It’s the time of year where the calendar turns over to September and the countdown is now underway for your fall marathon, half marathon or other event you have been training towards since the late days of spring and all through the summer. The seeds of doubt are starting to creep in as to whether or not you are doing the right things. You may be asking questions like, “Will I be ready by race day?”, “Should I have hired a coach?”, “Do I need to up my workouts and their intensity/frequency?”. I can go on and on but you get the point. So, let me offer you some advice: stop yourself before it’s too late.
The runners I work with come in all shapes and sizes and have various levels of experiences and they all have the same doubts that creep in this time of year. Rather than going down a path of negativity, take a positive mindset and start to feel awesome about where you are headed. Let’s look at where you were on day one of your training plan and where you are today.
Here are some guidelines to help you along:
Keep a Log and Update it Regularly
It sounds so simple yet it can be so hard. However, if you can keep a log of all your workouts and training activities, you are guaranteed to see success. This can be done on paper, or online with software like TrainingPeaks. The biggest reason is that it offers you a level of accountability to yourself and to your coach if you have one. However, even if you are not working with a coach, it’s okay. Start your log today if you have not done so already. You will be able to track how things are proceeding. You can also plan out your workouts for the weeks ahead.
I’m often asked, “How detailed should my training log be?” My response is always, “Whatever works for you”. I know someone who used to count out how many Fig Newtons they had on a certain day and they would post it. For me, that’s way too much work. However, for this athlete it was perfectly normal.
If you are already utilizing a training log, that is awesome. Now is the time to review how you are progressing. Do you need to tweak things? Perhaps you need some more speed work, or you need to get in some work in the weight room. Maybe your long run needs to be longer. Knowing the specific demands of the course will help you better determine what you need to work on. The bottom line is that you need to review and tweak your training if needed, or stay the course. Both can have positive outcomes.
Use a Heart Rate Monitor
Running with a heart rate monitor is another key to overcoming any anxiety.
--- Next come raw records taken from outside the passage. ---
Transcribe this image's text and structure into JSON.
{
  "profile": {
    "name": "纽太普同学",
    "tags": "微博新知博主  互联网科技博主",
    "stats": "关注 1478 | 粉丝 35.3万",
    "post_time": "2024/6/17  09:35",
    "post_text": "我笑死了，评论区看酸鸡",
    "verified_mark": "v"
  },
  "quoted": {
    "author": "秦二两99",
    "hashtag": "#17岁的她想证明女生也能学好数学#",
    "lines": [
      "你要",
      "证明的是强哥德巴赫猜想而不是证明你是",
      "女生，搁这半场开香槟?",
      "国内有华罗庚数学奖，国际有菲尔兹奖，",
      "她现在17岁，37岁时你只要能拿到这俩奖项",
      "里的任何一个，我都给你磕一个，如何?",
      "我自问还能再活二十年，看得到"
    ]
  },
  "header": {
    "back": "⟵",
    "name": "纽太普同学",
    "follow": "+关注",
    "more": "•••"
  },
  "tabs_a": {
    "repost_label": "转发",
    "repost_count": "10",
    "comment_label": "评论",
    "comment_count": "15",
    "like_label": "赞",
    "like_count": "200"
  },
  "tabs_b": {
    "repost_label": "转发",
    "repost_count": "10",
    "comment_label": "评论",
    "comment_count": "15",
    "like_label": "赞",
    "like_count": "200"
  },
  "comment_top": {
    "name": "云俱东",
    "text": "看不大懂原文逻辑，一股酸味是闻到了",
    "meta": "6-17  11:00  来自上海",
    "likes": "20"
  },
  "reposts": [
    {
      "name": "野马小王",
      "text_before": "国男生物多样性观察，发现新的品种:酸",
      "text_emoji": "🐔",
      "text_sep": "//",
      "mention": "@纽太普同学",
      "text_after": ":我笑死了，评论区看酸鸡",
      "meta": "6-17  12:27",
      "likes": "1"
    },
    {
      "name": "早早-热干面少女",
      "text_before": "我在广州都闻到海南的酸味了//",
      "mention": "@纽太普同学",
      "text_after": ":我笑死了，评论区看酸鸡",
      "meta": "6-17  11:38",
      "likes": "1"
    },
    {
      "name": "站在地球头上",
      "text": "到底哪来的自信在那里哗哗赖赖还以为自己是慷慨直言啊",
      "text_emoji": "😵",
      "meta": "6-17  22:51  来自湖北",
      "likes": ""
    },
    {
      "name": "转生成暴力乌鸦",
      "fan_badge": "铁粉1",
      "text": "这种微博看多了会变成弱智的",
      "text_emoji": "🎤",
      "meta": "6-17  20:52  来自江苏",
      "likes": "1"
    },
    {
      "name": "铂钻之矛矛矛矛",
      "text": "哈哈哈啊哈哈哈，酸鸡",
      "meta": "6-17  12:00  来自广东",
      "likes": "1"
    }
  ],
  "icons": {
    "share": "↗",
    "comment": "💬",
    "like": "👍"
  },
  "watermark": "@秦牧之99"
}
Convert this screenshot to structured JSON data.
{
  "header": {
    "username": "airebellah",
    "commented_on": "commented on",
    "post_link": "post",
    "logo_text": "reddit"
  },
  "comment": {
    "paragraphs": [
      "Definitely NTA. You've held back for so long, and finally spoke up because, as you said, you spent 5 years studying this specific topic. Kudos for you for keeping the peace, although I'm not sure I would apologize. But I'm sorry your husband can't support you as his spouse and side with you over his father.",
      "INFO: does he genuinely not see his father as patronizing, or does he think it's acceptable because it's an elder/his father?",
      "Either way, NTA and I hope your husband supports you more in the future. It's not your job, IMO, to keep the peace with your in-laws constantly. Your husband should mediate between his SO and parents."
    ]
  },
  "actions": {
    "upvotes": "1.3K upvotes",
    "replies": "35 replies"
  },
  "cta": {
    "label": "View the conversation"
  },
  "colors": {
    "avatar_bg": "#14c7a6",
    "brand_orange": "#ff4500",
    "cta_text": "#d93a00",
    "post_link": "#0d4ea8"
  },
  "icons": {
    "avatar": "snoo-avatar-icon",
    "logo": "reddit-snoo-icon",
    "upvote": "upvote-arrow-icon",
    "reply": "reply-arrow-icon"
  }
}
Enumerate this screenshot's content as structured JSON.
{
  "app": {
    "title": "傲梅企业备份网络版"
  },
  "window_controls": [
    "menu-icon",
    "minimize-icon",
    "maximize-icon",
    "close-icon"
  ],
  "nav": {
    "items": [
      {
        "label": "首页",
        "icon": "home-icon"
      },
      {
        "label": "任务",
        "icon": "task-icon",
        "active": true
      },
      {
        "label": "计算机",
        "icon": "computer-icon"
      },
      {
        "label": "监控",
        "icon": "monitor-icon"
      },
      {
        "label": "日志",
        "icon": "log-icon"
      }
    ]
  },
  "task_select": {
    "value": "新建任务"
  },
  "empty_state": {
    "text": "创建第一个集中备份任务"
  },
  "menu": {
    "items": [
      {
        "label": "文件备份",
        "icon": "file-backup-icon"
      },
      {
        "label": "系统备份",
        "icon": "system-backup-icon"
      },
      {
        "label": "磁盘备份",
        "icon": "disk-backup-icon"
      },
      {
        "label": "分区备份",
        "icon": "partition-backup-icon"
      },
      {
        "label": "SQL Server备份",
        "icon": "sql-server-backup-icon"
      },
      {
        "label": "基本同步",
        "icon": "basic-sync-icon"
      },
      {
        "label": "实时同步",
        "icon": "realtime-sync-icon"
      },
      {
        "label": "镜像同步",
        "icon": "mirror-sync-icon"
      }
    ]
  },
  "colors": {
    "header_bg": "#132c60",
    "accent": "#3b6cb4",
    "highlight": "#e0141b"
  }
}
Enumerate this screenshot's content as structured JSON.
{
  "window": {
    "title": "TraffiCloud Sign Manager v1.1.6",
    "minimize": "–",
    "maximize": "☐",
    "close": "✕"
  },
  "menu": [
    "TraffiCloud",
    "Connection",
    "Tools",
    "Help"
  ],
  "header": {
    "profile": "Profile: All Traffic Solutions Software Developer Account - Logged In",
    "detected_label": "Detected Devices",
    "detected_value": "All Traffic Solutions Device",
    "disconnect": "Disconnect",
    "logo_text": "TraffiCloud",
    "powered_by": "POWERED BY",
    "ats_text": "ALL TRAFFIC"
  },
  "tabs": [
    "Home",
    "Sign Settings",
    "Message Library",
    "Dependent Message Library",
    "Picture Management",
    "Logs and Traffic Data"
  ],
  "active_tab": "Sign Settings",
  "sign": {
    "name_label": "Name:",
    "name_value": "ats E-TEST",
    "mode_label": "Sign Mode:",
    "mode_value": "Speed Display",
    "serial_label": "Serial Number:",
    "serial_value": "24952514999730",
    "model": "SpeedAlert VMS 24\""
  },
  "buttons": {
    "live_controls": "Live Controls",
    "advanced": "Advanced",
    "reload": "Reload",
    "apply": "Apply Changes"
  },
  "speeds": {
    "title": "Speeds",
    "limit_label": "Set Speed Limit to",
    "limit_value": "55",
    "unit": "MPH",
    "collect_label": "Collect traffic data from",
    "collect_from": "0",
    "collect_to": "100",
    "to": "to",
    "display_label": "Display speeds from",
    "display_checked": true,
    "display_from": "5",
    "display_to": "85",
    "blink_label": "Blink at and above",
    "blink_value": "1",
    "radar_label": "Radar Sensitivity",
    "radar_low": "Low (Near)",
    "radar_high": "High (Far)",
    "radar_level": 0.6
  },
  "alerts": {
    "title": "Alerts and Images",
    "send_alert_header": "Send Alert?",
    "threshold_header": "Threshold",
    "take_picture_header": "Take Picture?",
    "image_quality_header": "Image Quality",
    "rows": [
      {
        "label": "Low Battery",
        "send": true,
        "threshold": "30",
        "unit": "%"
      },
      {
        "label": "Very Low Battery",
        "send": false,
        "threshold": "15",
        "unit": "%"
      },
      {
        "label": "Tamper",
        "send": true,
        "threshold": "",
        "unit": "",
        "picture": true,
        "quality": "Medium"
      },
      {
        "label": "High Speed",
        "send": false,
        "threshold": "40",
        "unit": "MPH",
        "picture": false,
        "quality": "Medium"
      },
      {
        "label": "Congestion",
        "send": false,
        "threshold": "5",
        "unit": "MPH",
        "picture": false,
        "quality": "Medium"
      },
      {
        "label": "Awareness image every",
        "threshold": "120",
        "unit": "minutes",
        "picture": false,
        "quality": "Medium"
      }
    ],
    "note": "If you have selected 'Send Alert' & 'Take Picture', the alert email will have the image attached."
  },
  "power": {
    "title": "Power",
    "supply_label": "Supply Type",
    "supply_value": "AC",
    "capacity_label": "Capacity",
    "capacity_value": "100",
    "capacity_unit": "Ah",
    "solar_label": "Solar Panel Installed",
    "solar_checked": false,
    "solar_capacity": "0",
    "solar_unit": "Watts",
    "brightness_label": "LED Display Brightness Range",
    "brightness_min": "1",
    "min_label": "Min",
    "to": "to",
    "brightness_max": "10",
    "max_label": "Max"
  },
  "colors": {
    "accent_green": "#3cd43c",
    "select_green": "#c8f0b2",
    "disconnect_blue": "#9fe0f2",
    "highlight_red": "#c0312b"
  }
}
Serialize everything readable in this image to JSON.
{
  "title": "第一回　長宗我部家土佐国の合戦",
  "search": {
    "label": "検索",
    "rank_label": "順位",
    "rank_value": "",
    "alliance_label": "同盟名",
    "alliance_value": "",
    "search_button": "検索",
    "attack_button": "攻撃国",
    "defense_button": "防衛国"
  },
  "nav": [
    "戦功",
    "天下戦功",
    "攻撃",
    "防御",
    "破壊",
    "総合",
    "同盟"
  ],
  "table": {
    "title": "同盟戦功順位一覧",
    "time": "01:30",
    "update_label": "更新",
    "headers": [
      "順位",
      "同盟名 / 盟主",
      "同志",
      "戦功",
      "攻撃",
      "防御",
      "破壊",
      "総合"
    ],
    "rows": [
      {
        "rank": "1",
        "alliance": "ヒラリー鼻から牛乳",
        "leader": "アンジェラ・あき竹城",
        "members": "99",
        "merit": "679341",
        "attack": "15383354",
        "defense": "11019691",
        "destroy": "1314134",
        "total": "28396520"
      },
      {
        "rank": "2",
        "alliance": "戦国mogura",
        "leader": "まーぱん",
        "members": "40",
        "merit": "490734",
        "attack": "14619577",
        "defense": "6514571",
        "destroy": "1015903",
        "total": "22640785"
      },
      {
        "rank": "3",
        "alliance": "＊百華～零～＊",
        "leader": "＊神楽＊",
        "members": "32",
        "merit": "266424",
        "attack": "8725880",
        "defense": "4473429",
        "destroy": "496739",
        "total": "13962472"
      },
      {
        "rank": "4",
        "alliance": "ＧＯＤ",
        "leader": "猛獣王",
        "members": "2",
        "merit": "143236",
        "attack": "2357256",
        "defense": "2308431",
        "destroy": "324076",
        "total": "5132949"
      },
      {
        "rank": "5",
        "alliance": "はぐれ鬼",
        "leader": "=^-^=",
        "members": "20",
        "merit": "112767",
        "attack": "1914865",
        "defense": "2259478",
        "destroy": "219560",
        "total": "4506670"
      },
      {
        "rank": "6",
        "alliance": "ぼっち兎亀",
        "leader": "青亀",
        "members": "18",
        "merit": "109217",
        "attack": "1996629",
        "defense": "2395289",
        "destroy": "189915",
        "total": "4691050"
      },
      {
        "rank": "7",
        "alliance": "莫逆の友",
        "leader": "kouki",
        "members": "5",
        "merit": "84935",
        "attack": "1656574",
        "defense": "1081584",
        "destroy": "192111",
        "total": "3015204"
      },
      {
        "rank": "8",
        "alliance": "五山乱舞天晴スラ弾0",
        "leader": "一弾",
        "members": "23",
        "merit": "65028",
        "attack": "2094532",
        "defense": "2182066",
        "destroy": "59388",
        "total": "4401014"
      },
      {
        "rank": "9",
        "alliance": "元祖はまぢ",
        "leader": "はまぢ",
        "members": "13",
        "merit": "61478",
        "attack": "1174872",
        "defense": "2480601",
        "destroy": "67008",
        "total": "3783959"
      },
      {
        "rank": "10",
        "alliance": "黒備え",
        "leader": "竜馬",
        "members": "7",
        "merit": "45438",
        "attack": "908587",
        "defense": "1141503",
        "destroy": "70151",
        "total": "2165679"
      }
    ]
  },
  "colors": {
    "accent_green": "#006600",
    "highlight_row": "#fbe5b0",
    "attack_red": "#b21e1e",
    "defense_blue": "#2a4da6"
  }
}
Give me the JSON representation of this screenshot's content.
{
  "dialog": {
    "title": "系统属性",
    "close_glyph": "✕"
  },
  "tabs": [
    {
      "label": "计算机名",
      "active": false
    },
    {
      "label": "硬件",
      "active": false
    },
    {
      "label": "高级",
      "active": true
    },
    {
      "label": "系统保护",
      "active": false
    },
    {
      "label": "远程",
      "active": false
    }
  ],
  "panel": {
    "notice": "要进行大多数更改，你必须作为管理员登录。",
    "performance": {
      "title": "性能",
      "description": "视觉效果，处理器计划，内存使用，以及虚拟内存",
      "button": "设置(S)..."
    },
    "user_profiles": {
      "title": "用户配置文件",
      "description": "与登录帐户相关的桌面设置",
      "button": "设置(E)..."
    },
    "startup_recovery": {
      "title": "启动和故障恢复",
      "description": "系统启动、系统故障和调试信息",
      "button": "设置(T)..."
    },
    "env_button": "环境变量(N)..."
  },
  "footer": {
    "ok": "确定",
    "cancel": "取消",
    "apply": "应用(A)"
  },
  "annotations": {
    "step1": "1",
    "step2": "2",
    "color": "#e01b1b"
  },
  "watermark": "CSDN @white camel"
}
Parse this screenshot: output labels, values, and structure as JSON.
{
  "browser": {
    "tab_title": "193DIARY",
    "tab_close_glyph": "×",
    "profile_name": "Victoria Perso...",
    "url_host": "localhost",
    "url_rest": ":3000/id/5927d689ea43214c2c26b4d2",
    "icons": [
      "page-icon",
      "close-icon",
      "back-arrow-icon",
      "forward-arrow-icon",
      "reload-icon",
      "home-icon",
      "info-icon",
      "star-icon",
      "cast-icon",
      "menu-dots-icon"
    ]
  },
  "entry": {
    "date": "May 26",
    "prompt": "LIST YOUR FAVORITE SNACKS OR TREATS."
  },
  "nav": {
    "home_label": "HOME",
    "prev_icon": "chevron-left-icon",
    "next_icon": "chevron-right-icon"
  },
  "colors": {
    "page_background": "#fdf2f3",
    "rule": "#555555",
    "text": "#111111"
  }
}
If you want to see what your level of fitness is or what your level of your intensity is during your training days, a heart rate monitor is the best tool.
The first step to using a heart rate monitor is to set your training zones correctly. To do this, you need to perform a fitness test. One great test is a 30 minute time trial. In this workout, you run as if you are simulating race conditions for 30 minutes. It’s as close to max effort as possible. You can then use your stats from this workout to help create HR training zones. TrainingPeaks can set your zones after you perform this test. If you don’t want to use TrainingPeaks, you can create your zones off of percentages of your max.
- Zone 1 is 60 to 78%
- Zone 2 is 79% to 84%
- Zone 3 is 85% to 88%
- Zone 4 is 89% to 92%
- Zone 5 is 93%+
There are many great workouts based on heart rate. One of my favorites is to warm up for 10 to 15 minutes in Zone One. Then run 2 x 10 minutes in Zone Two or Three, with a 3 minute recovery. You can edit this anyway you like by increasing the amount of repeats, the length and/or the recovery. Take a 10 minute cool down when you are done.
By utilizing HR zone training, you can guide yourself properly for your designed workout without knowing paces. It will also help you gather personal information in terms of fatigue and fitness levels. For example, if you are looking for an easy run in zone one and no matter what you do you find yourself in zone two then you are probably tired and you are probably working to hard.
On the flip side of that, if you are looking to do tempo work or speed work and you are finding that your HR is not raising to numbers that would correspond with this type of workout, then you are either not working hard enough or you are in better shape than you think.
So don’t panic if you have an upcoming race. Track your workouts and use data to see where you can improve, and what you should continue doing. Start using a heart rate monitor if you are not already doing so to dial in your workouts with more precision. These two steps will help you be more prepared to achieve your goals on race day.